┌─ Exercise input

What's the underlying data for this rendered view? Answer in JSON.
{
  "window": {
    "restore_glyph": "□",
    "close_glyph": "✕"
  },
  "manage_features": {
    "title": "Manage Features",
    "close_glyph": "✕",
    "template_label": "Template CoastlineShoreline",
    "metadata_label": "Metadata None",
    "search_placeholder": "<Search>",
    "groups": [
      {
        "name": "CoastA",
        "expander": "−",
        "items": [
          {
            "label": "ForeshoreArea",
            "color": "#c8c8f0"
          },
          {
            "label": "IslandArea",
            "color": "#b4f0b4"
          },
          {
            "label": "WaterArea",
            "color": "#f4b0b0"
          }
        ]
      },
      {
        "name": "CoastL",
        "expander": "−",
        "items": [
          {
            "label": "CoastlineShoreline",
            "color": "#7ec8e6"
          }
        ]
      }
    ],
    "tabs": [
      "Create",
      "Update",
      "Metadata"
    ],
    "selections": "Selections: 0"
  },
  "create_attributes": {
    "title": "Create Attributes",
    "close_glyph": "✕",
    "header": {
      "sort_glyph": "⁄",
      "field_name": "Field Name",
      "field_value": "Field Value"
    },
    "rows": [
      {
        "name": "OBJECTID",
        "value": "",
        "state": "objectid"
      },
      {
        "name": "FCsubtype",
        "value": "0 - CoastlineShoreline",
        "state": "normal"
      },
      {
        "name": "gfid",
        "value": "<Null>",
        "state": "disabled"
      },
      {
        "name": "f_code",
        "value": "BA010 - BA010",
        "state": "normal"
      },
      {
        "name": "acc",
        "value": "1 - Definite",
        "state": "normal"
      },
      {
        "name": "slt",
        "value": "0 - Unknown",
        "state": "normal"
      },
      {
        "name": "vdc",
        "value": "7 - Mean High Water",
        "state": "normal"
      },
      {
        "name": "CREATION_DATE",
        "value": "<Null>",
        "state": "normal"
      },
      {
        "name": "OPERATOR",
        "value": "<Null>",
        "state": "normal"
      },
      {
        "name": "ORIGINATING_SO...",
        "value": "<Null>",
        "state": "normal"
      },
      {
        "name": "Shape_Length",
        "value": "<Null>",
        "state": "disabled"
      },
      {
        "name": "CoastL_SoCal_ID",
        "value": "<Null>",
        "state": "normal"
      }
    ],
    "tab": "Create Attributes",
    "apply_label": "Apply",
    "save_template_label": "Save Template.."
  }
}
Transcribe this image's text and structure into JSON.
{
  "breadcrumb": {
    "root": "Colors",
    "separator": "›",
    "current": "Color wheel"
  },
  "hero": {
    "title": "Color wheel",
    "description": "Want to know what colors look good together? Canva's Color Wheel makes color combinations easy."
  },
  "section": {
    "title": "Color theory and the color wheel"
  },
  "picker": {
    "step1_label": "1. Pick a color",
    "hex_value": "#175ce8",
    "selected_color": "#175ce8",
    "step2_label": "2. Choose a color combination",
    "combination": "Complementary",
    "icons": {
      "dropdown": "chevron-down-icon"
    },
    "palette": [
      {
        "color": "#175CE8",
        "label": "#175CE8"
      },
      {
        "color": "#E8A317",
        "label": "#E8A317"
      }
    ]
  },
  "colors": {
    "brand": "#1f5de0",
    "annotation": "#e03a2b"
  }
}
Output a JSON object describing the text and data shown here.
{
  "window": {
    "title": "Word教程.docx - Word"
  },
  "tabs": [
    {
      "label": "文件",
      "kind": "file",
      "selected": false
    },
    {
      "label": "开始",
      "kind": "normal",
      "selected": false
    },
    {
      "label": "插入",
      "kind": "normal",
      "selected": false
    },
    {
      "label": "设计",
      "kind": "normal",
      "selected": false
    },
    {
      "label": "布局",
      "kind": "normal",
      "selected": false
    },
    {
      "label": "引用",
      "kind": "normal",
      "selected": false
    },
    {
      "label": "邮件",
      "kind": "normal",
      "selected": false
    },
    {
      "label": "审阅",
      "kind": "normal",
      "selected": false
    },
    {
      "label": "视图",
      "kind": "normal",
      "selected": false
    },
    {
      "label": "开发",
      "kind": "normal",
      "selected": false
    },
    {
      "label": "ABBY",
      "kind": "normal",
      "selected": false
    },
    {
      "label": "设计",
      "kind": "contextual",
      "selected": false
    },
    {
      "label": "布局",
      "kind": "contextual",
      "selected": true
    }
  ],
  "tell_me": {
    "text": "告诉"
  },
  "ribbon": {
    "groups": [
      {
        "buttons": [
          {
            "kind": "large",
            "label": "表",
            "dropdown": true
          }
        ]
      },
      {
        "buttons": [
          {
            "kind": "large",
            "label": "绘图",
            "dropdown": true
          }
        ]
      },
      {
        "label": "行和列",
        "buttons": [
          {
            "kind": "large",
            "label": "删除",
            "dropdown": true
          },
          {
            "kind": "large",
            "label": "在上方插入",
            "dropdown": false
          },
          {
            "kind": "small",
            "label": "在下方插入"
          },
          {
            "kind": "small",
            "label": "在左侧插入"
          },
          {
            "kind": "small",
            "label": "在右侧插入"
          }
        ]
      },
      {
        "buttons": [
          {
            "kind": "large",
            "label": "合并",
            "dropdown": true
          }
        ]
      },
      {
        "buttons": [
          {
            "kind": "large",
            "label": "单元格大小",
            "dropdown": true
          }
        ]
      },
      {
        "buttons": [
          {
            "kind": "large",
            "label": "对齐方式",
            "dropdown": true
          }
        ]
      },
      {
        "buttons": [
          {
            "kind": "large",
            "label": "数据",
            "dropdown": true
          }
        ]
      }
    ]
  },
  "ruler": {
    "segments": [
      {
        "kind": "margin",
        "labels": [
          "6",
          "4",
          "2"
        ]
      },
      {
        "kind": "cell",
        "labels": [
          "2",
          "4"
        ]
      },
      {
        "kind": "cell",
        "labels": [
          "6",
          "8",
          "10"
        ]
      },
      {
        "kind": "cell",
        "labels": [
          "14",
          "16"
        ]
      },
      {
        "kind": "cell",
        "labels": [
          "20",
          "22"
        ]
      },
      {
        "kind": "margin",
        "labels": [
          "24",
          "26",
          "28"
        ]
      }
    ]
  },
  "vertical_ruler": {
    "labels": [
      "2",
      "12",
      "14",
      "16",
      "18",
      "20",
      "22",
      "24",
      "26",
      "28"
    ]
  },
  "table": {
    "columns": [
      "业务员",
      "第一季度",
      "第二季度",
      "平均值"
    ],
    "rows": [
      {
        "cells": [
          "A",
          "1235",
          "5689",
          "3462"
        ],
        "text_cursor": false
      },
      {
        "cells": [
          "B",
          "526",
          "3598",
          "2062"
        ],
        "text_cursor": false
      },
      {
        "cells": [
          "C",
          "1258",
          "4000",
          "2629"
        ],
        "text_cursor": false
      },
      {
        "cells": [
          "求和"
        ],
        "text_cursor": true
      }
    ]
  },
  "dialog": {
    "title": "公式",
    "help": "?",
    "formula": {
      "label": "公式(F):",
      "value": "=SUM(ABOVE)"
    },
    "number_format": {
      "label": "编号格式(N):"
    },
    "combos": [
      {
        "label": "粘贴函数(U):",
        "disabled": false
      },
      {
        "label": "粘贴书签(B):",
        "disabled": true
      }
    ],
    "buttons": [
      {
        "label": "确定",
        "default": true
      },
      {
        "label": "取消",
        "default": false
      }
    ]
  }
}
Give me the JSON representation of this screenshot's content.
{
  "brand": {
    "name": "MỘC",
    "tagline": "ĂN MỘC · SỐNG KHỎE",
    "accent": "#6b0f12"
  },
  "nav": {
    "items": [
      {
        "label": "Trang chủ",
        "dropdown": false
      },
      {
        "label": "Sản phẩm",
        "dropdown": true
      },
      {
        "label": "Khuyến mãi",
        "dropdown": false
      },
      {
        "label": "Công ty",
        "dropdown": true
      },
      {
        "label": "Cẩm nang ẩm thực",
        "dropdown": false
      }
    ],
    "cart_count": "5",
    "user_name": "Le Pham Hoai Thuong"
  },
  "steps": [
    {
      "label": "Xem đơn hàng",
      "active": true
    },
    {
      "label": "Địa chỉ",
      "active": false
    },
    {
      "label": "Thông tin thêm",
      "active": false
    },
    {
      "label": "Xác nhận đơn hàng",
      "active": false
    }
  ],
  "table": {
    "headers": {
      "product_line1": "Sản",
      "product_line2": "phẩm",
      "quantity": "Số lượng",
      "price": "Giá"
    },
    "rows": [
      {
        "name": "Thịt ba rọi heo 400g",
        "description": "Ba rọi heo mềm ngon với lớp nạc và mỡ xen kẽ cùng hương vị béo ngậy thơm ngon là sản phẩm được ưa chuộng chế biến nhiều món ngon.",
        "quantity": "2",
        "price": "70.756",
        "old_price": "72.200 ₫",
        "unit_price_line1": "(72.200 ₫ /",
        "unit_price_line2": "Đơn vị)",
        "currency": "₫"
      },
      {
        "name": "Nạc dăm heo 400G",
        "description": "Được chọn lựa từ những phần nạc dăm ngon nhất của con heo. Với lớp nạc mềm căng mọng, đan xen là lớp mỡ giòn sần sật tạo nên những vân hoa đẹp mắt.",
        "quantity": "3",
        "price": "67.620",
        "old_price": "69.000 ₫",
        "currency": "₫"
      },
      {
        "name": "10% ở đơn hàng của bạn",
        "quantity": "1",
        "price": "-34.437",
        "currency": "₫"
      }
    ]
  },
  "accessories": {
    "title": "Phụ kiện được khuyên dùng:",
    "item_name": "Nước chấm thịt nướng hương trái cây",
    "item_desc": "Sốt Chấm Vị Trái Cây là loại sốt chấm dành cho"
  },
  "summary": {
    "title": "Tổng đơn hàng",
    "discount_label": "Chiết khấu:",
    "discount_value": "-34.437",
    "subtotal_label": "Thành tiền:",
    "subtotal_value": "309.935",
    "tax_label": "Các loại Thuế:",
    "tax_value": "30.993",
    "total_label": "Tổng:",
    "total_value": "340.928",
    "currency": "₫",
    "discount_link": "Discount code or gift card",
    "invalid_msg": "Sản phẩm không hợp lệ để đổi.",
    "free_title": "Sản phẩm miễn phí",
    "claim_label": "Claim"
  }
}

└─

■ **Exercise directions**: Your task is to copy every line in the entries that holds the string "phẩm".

■ **Your solution**:
        "label": "Sản phẩm",
      "product_line2": "phẩm",
        "description": "Ba rọi heo mềm ngon với lớp nạc và mỡ xen kẽ cùng hương vị béo ngậy thơm ngon là sản phẩm được ưa chuộng chế biến nhiều món ngon.",
    "invalid_msg": "Sản phẩm không hợp lệ để đổi.",
    "free_title": "Sản phẩm miễn phí",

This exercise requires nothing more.